Tahiti- Moorea 4x4 Safari Tour
Tahiti- Moorea, Tiki Village Theater
Tahiti- Pearl Diving in Bora Bora
Tahiti- Ruahatu Marine Sanctuary, Bora Bora
Tahiti- Swimming With Sharks in Bora Bora
Tonga- Eua Island Eco Activities


Churchill- Into the Wild of Manitoba
Churchill- Polar Bear Fight
Churchill- Polar Bear Photo Gallery
Churchill- Tundra Wildlife

America’s Best Volcanoes
AK- Denali National Park
CA- Hiking The John Muir Trail
FL- Sanibel Island Eco Activities
FL- Crystal River, Swimming with Manatees
GA- Barnsley Gardens
GA- Top 5 Autumn Activities Around Atlanta
GA- Best Christmas Light Displays
GA- Top 20 Atlanta Christmas Events
GA- Jekyll Island Eco Activities
GA- Weekend in North GA Mountains
GA- Top 5 Eco Attractions in North GA
HI- Hawaii’s Big Island
HI- Hawaiian Mythology
HI - Top 5 Kauai Nature Attractions
LA- Mardi Gras Indians Super Sunday
MT- Hiking Glacier National Park
NC- Alligator River National Wildlife Refuge
NC- Asheville's Green Restaurants Scene
NC- Greensboro Travel Guide
NC- Great Smoky Mountains National Park
NC- Outer Banks Wild Horses
NM- Top 5 Eco Attractions
NY- Going Green in NYC
WV- Outdoor Adventures
Yellowstone- Mammoth Hot Springs
Yellowstone- Lamar Valley
Yellowstone- Grand Canyon & Hayden Valley
Yellowstone- Upper Geyser Basin
Yellowstone- Lower Geyser Basin

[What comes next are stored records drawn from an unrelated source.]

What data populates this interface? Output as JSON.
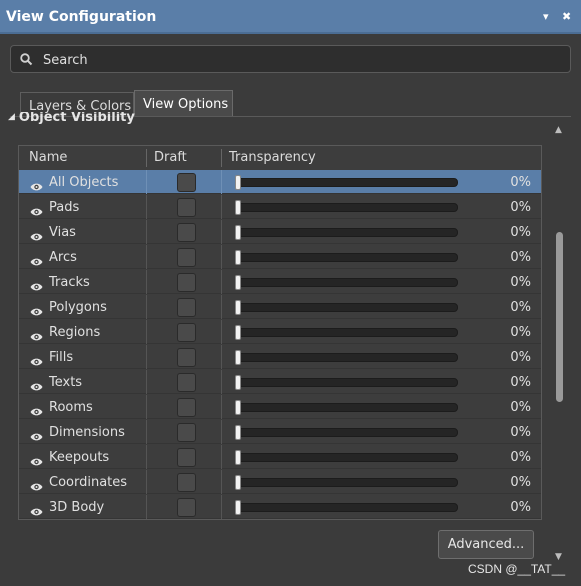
{
  "window": {
    "title": "View Configuration",
    "pin_glyph": "▾",
    "close_glyph": "✖"
  },
  "search": {
    "placeholder": "Search",
    "icon": "search-icon"
  },
  "tabs": [
    {
      "label": "Layers & Colors",
      "active": false
    },
    {
      "label": "View Options",
      "active": true
    }
  ],
  "section": {
    "label": "Object Visibility"
  },
  "table": {
    "headers": {
      "name": "Name",
      "draft": "Draft",
      "transparency": "Transparency"
    },
    "rows": [
      {
        "name": "All Objects",
        "transparency": "0%",
        "selected": true
      },
      {
        "name": "Pads",
        "transparency": "0%"
      },
      {
        "name": "Vias",
        "transparency": "0%"
      },
      {
        "name": "Arcs",
        "transparency": "0%"
      },
      {
        "name": "Tracks",
        "transparency": "0%"
      },
      {
        "name": "Polygons",
        "transparency": "0%"
      },
      {
        "name": "Regions",
        "transparency": "0%"
      },
      {
        "name": "Fills",
        "transparency": "0%"
      },
      {
        "name": "Texts",
        "transparency": "0%"
      },
      {
        "name": "Rooms",
        "transparency": "0%"
      },
      {
        "name": "Dimensions",
        "transparency": "0%"
      },
      {
        "name": "Keepouts",
        "transparency": "0%"
      },
      {
        "name": "Coordinates",
        "transparency": "0%"
      },
      {
        "name": "3D Body",
        "transparency": "0%"
      }
    ]
  },
  "buttons": {
    "advanced": "Advanced..."
  },
  "watermark": "CSDN @__TAT__",
  "colors": {
    "titlebar": "#5a7ea8",
    "selected_row": "#5a7ea8",
    "background": "#3b3b3b"
  }
}
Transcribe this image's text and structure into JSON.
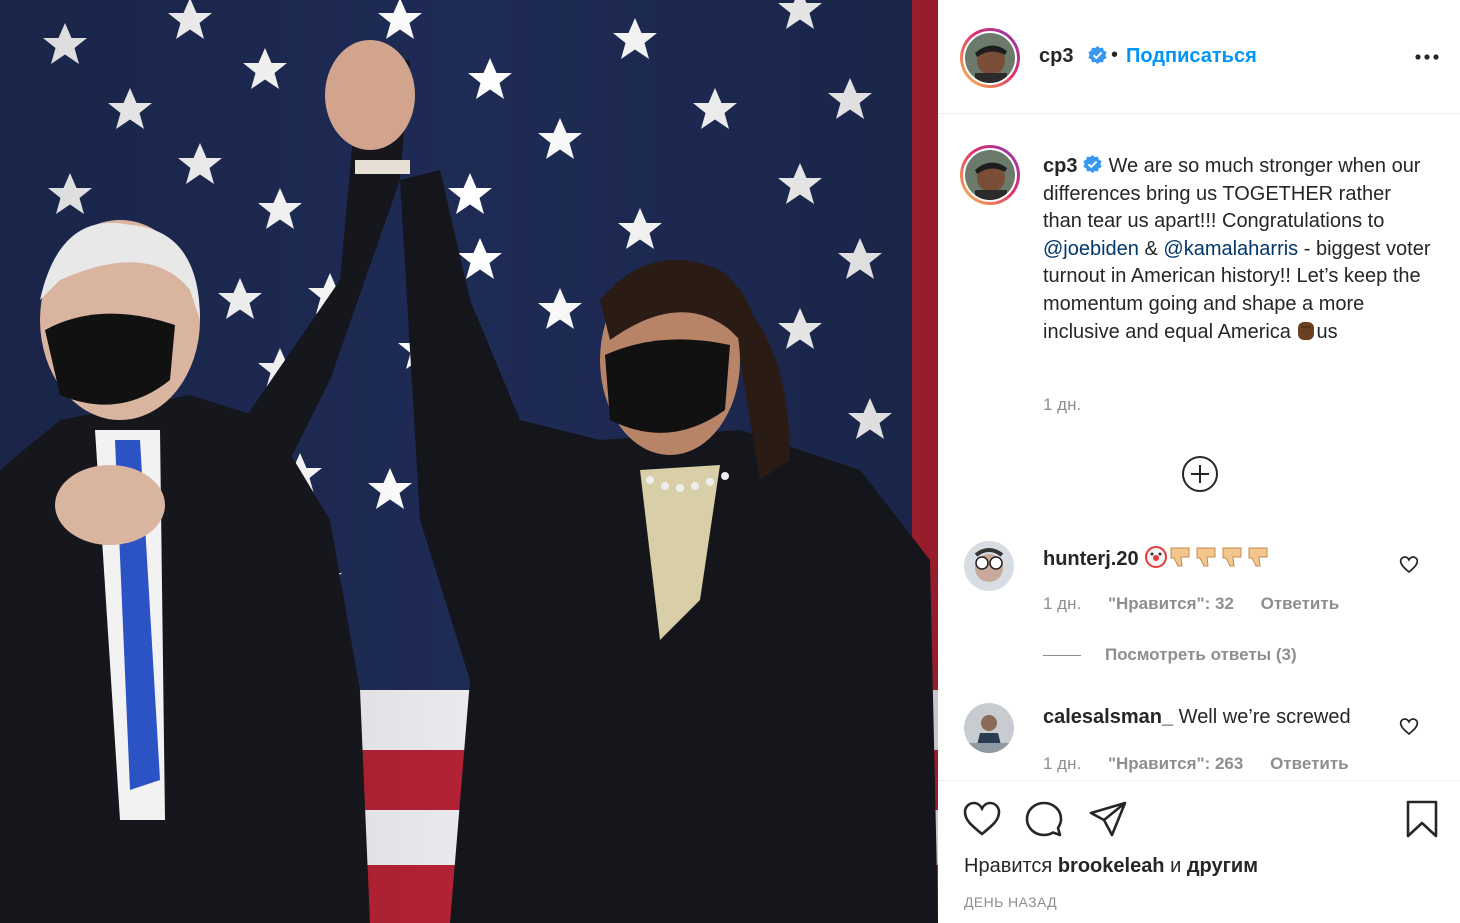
{
  "post": {
    "author": "cp3",
    "follow_label": "Подписаться",
    "separator": "•"
  },
  "caption": {
    "username": "cp3",
    "text_before": "We are so much stronger when our differences bring us TOGETHER rather than tear us apart!!! Congratulations to ",
    "mention1": "@joebiden",
    "text_mid": " & ",
    "mention2": "@kamalaharris",
    "text_after": " - biggest voter turnout in American history!! Let’s keep the momentum going and shape a more inclusive and equal America ",
    "text_end": "us",
    "time": "1 дн."
  },
  "comments": [
    {
      "username": "hunterj.20",
      "text": "",
      "emojis": [
        "clown-face",
        "thumbs-down",
        "thumbs-down",
        "thumbs-down",
        "thumbs-down"
      ],
      "time": "1 дн.",
      "likes": "\"Нравится\": 32",
      "reply": "Ответить"
    },
    {
      "username": "calesalsman_",
      "text": "Well we’re screwed",
      "time": "1 дн.",
      "likes": "\"Нравится\": 263",
      "reply": "Ответить"
    }
  ],
  "view_replies": "Посмотреть ответы (3)",
  "likes_line": {
    "prefix": "Нравится",
    "user": "brookeleah",
    "conj": "и",
    "suffix": "другим"
  },
  "post_time": "ДЕНЬ НАЗАД",
  "colors": {
    "accent": "#0095f6",
    "mention": "#00376b",
    "muted": "#8e8e8e",
    "flag_blue": "#1b2850",
    "flag_red": "#b22234"
  },
  "icons": [
    "verified-badge-icon",
    "more-options-icon",
    "plus-circle-icon",
    "heart-icon",
    "comment-icon",
    "share-icon",
    "bookmark-icon"
  ]
}
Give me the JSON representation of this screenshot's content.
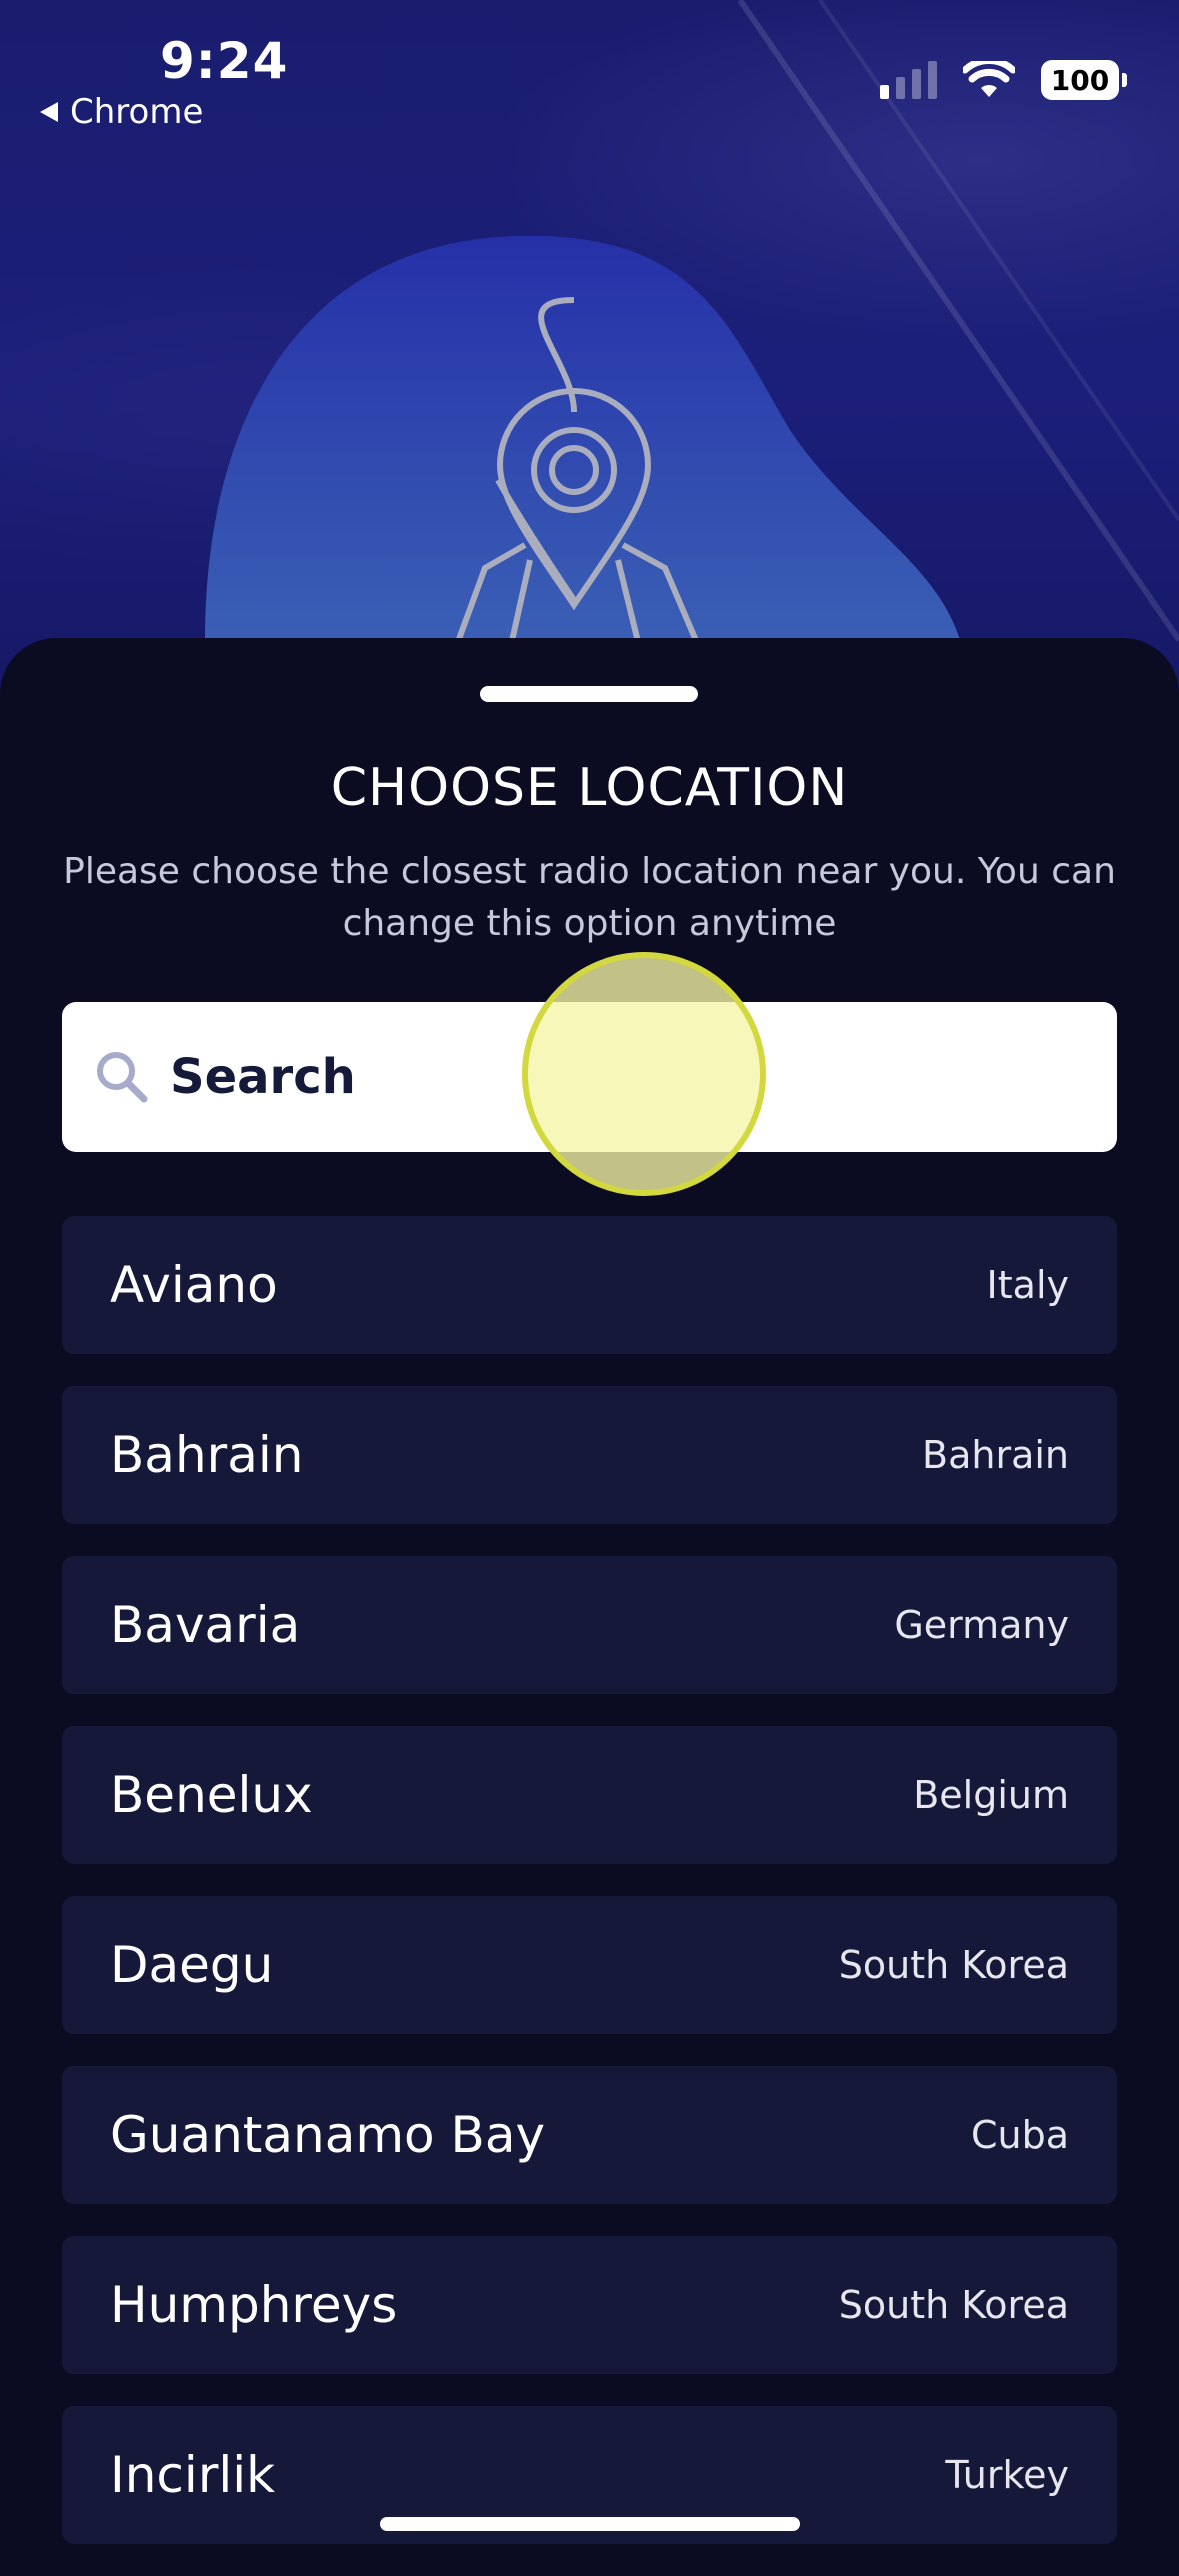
{
  "status_bar": {
    "time": "9:24",
    "back_label": "Chrome",
    "battery": "100"
  },
  "sheet": {
    "title": "CHOOSE LOCATION",
    "subtitle": "Please choose the closest radio location near you. You can change this option anytime",
    "search": {
      "placeholder": "Search",
      "value": ""
    }
  },
  "locations": [
    {
      "city": "Aviano",
      "country": "Italy"
    },
    {
      "city": "Bahrain",
      "country": "Bahrain"
    },
    {
      "city": "Bavaria",
      "country": "Germany"
    },
    {
      "city": "Benelux",
      "country": "Belgium"
    },
    {
      "city": "Daegu",
      "country": "South Korea"
    },
    {
      "city": "Guantanamo Bay",
      "country": "Cuba"
    },
    {
      "city": "Humphreys",
      "country": "South Korea"
    },
    {
      "city": "Incirlik",
      "country": "Turkey"
    }
  ],
  "icons": [
    "location-pin-map-icon",
    "search-icon",
    "back-arrow-icon",
    "signal-icon",
    "wifi-icon",
    "battery-icon"
  ],
  "colors": {
    "hero": "#1c1f7a",
    "sheet": "#0b0c22",
    "row": "#161839",
    "search_bg": "#ffffff",
    "touch_ring": "#d3d83e"
  }
}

Cancun- Cancun Underwater Museum
Cancun- Mayan Museum of Archaeology
Cancun- Swimming with Whale Sharks
Riviera Maya- Monkeys, Pyramids & Pottery
Riviera Maya- Rio Secreto
Riviera Maya- Tulum & Coba